Schumer didn't attend the GOP lunch, but he appeared to referring to a Washington Post report that Miller interrupted Kushner "several times" during the closed-door meeting with the Senate Republican caucus. 
 
Miller has long been viewed as an antagonist to bipartisan immigration efforts on Capitol Hill, and has had a hand in some of the most controversial policies coming out of the Trump White House.
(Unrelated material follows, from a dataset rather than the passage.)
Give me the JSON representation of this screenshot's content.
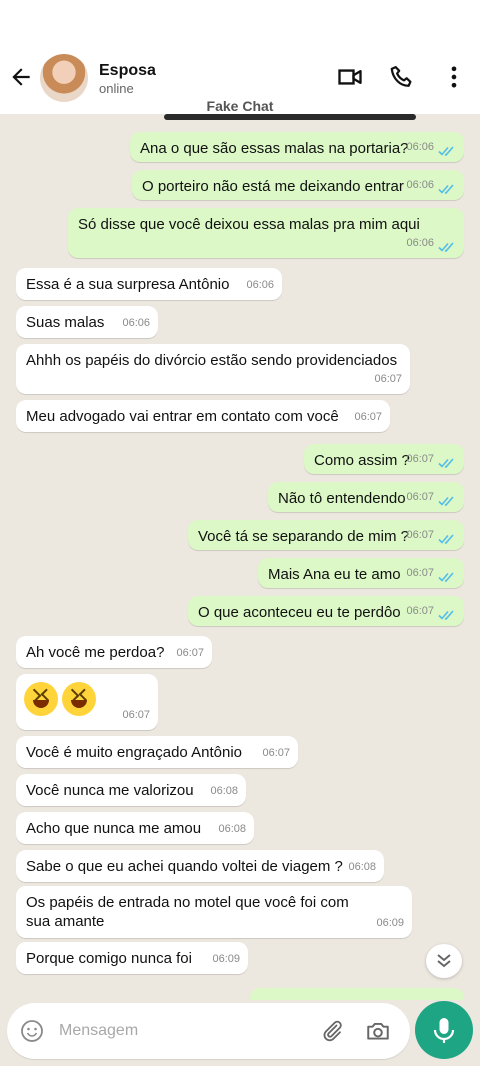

Before that, while working for then-Sen. Jeff SessionsJefferson (Jeff) Beauregard SessionsTrump: Appointing Sessions was my biggest mistake Nikki Haley blasts Roy Moore's Senate bid: 'He does not represent our Republican Party' Time magazine: Trump threatened reporter with prison time MORE in the Senate, he fought against the 2013 Gang of Eight immigration bill that died in the GOP-controlled House.
 
Trump rolled out his new immigration plan on Thursday saying it would make the United States "the pride of our nation and the envy of the world.
 
Trump described the proposal as overhauling legal immigration to favor high-skilled workers, allocating more money for border security and cracking down on "meritless" asylum claims.